Print the data exactly as written, but leave out each picture.

• _Dataset rows for apps and sites_
|---|
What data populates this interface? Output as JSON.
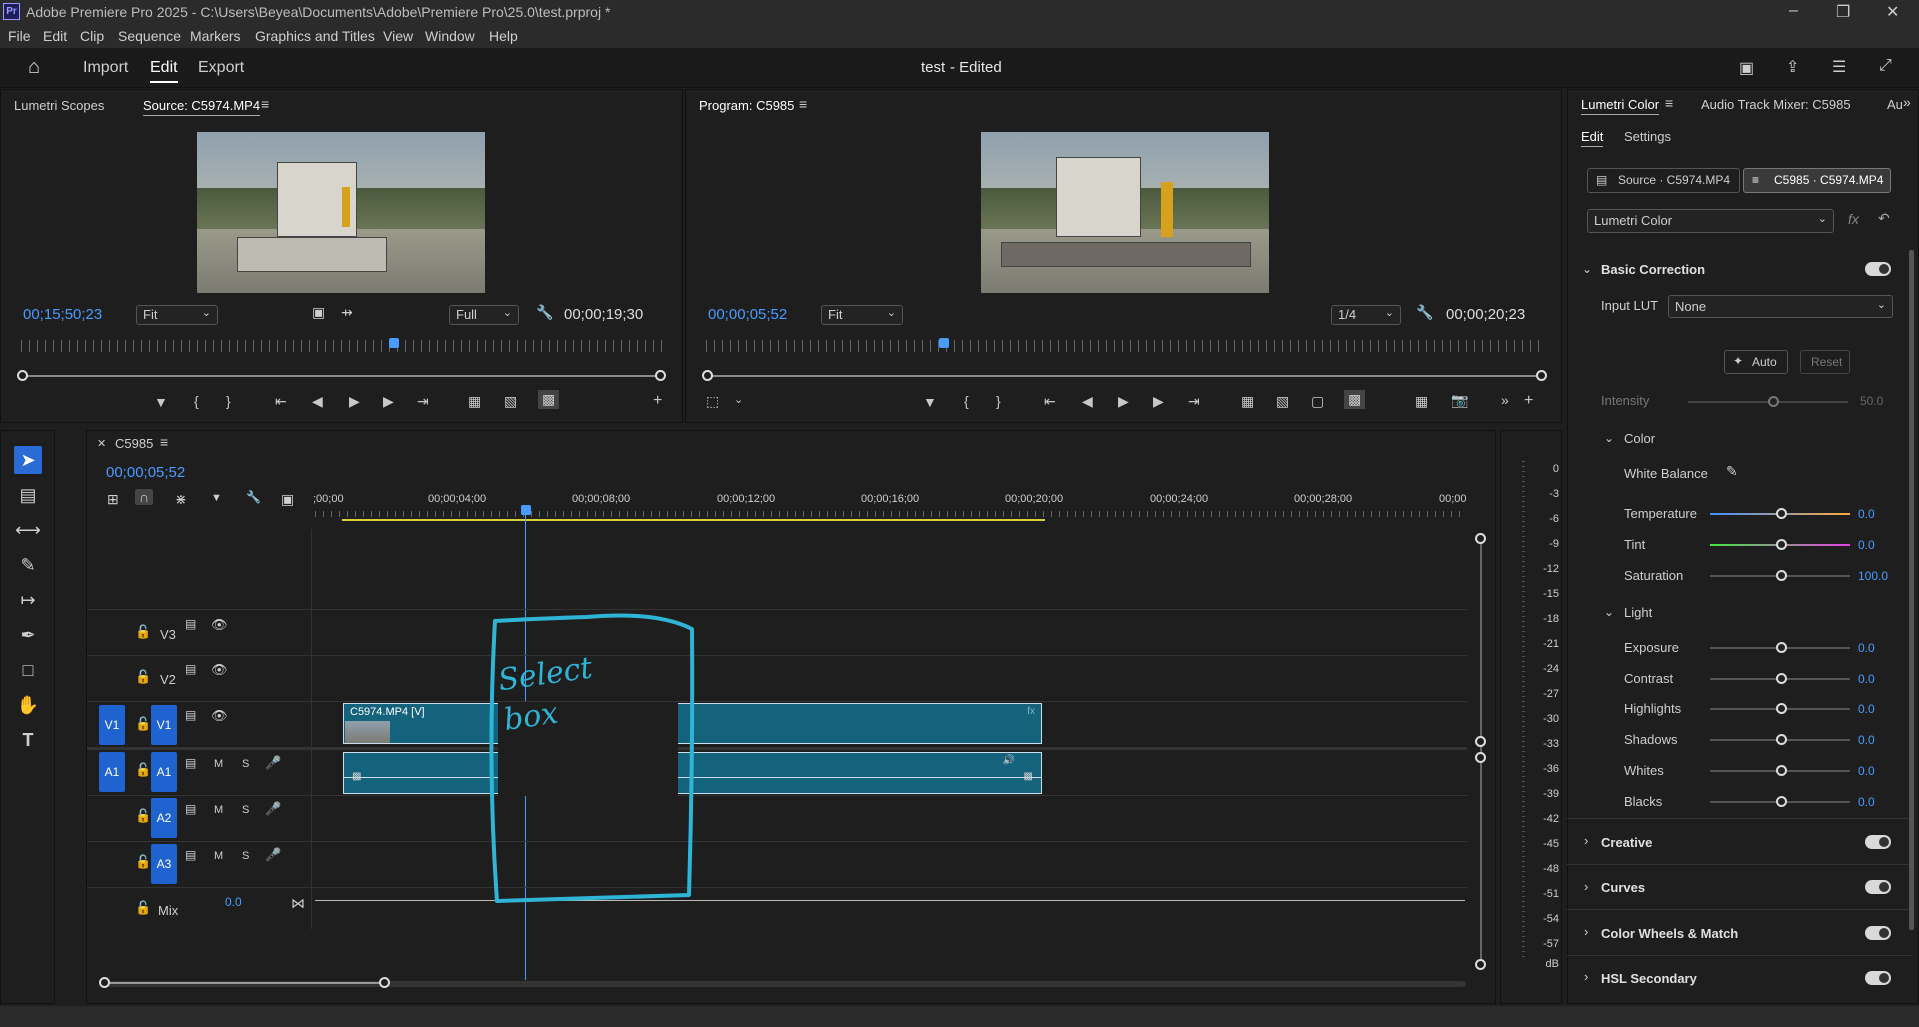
{
  "app": {
    "title": "Adobe Premiere Pro 2025 - C:\\Users\\Beyea\\Documents\\Adobe\\Premiere Pro\\25.0\\test.prproj *",
    "logo": "Pr"
  },
  "menu": [
    "File",
    "Edit",
    "Clip",
    "Sequence",
    "Markers",
    "Graphics and Titles",
    "View",
    "Window",
    "Help"
  ],
  "header": {
    "import": "Import",
    "edit": "Edit",
    "export": "Export",
    "project_title": "test",
    "project_status": "- Edited"
  },
  "source": {
    "tab_scopes": "Lumetri Scopes",
    "tab_source": "Source: C5974.MP4",
    "timecode": "00;15;50;23",
    "fit": "Fit",
    "quality": "Full",
    "duration": "00;00;19;30"
  },
  "program": {
    "tab": "Program: C5985",
    "timecode": "00;00;05;52",
    "fit": "Fit",
    "quality": "1/4",
    "duration": "00;00;20;23"
  },
  "timeline": {
    "tab": "C5985",
    "timecode": "00;00;05;52",
    "ticks": [
      ";00;00",
      "00;00;04;00",
      "00;00;08;00",
      "00;00;12;00",
      "00;00;16;00",
      "00;00;20;00",
      "00;00;24;00",
      "00;00;28;00",
      "00;00"
    ],
    "tracks": {
      "v3": "V3",
      "v2": "V2",
      "v1": "V1",
      "a1": "A1",
      "a2": "A2",
      "a3": "A3",
      "mix": "Mix",
      "mix_val": "0.0",
      "src_v1": "V1",
      "src_a1": "A1"
    },
    "clip_label": "C5974.MP4 [V]",
    "m": "M",
    "s": "S",
    "annotation": "Select box"
  },
  "meter": [
    "0",
    "-3",
    "-6",
    "-9",
    "-12",
    "-15",
    "-18",
    "-21",
    "-24",
    "-27",
    "-30",
    "-33",
    "-36",
    "-39",
    "-42",
    "-45",
    "-48",
    "-51",
    "-54",
    "-57",
    "dB"
  ],
  "lumetri": {
    "tab": "Lumetri Color",
    "tab2": "Audio Track Mixer: C5985",
    "tab3": "Au",
    "edit": "Edit",
    "settings": "Settings",
    "source_btn": "Source · C5974.MP4",
    "seq_btn": "C5985 · C5974.MP4",
    "effect": "Lumetri Color",
    "basic": "Basic Correction",
    "input_lut": "Input LUT",
    "lut_val": "None",
    "auto": "Auto",
    "reset": "Reset",
    "intensity": "Intensity",
    "intensity_val": "50.0",
    "color": "Color",
    "white_balance": "White Balance",
    "temperature": "Temperature",
    "temperature_val": "0.0",
    "tint": "Tint",
    "tint_val": "0.0",
    "saturation": "Saturation",
    "saturation_val": "100.0",
    "light": "Light",
    "exposure": "Exposure",
    "exposure_val": "0.0",
    "contrast": "Contrast",
    "contrast_val": "0.0",
    "highlights": "Highlights",
    "highlights_val": "0.0",
    "shadows": "Shadows",
    "shadows_val": "0.0",
    "whites": "Whites",
    "whites_val": "0.0",
    "blacks": "Blacks",
    "blacks_val": "0.0",
    "creative": "Creative",
    "curves": "Curves",
    "wheels": "Color Wheels & Match",
    "hsl": "HSL Secondary"
  },
  "colors": {
    "accent": "#2a6bd6",
    "timecode": "#4a9bff",
    "clip": "#15627d",
    "annotation": "#2fb4d6"
  }
}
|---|
• _Completed exercise_
What data populates this interface? Output as JSON.
{
  "app": {
    "title": "Adobe Premiere Pro 2025 - C:\\Users\\Beyea\\Documents\\Adobe\\Premiere Pro\\25.0\\test.prproj *",
    "logo": "Pr"
  },
  "menu": [
    "File",
    "Edit",
    "Clip",
    "Sequence",
    "Markers",
    "Graphics and Titles",
    "View",
    "Window",
    "Help"
  ],
  "header": {
    "import": "Import",
    "edit": "Edit",
    "export": "Export",
    "project_title": "test",
    "project_status": "- Edited"
  },
  "source": {
    "tab_scopes": "Lumetri Scopes",
    "tab_source": "Source: C5974.MP4",
    "timecode": "00;15;50;23",
    "fit": "Fit",
    "quality": "Full",
    "duration": "00;00;19;30"
  },
  "program": {
    "tab": "Program: C5985",
    "timecode": "00;00;05;52",
    "fit": "Fit",
    "quality": "1/4",
    "duration": "00;00;20;23"
  },
  "timeline": {
    "tab": "C5985",
    "timecode": "00;00;05;52",
    "ticks": [
      ";00;00",
      "00;00;04;00",
      "00;00;08;00",
      "00;00;12;00",
      "00;00;16;00",
      "00;00;20;00",
      "00;00;24;00",
      "00;00;28;00",
      "00;00"
    ],
    "tracks": {
      "v3": "V3",
      "v2": "V2",
      "v1": "V1",
      "a1": "A1",
      "a2": "A2",
      "a3": "A3",
      "mix": "Mix",
      "mix_val": "0.0",
      "src_v1": "V1",
      "src_a1": "A1"
    },
    "clip_label": "C5974.MP4 [V]",
    "m": "M",
    "s": "S",
    "annotation": "Select box"
  },
  "meter": [
    "0",
    "-3",
    "-6",
    "-9",
    "-12",
    "-15",
    "-18",
    "-21",
    "-24",
    "-27",
    "-30",
    "-33",
    "-36",
    "-39",
    "-42",
    "-45",
    "-48",
    "-51",
    "-54",
    "-57",
    "dB"
  ],
  "lumetri": {
    "tab": "Lumetri Color",
    "tab2": "Audio Track Mixer: C5985",
    "tab3": "Au",
    "edit": "Edit",
    "settings": "Settings",
    "source_btn": "Source · C5974.MP4",
    "seq_btn": "C5985 · C5974.MP4",
    "effect": "Lumetri Color",
    "basic": "Basic Correction",
    "input_lut": "Input LUT",
    "lut_val": "None",
    "auto": "Auto",
    "reset": "Reset",
    "intensity": "Intensity",
    "intensity_val": "50.0",
    "color": "Color",
    "white_balance": "White Balance",
    "temperature": "Temperature",
    "temperature_val": "0.0",
    "tint": "Tint",
    "tint_val": "0.0",
    "saturation": "Saturation",
    "saturation_val": "100.0",
    "light": "Light",
    "exposure": "Exposure",
    "exposure_val": "0.0",
    "contrast": "Contrast",
    "contrast_val": "0.0",
    "highlights": "Highlights",
    "highlights_val": "0.0",
    "shadows": "Shadows",
    "shadows_val": "0.0",
    "whites": "Whites",
    "whites_val": "0.0",
    "blacks": "Blacks",
    "blacks_val": "0.0",
    "creative": "Creative",
    "curves": "Curves",
    "wheels": "Color Wheels & Match",
    "hsl": "HSL Secondary"
  },
  "colors": {
    "accent": "#2a6bd6",
    "timecode": "#4a9bff",
    "clip": "#15627d",
    "annotation": "#2fb4d6"
  }
}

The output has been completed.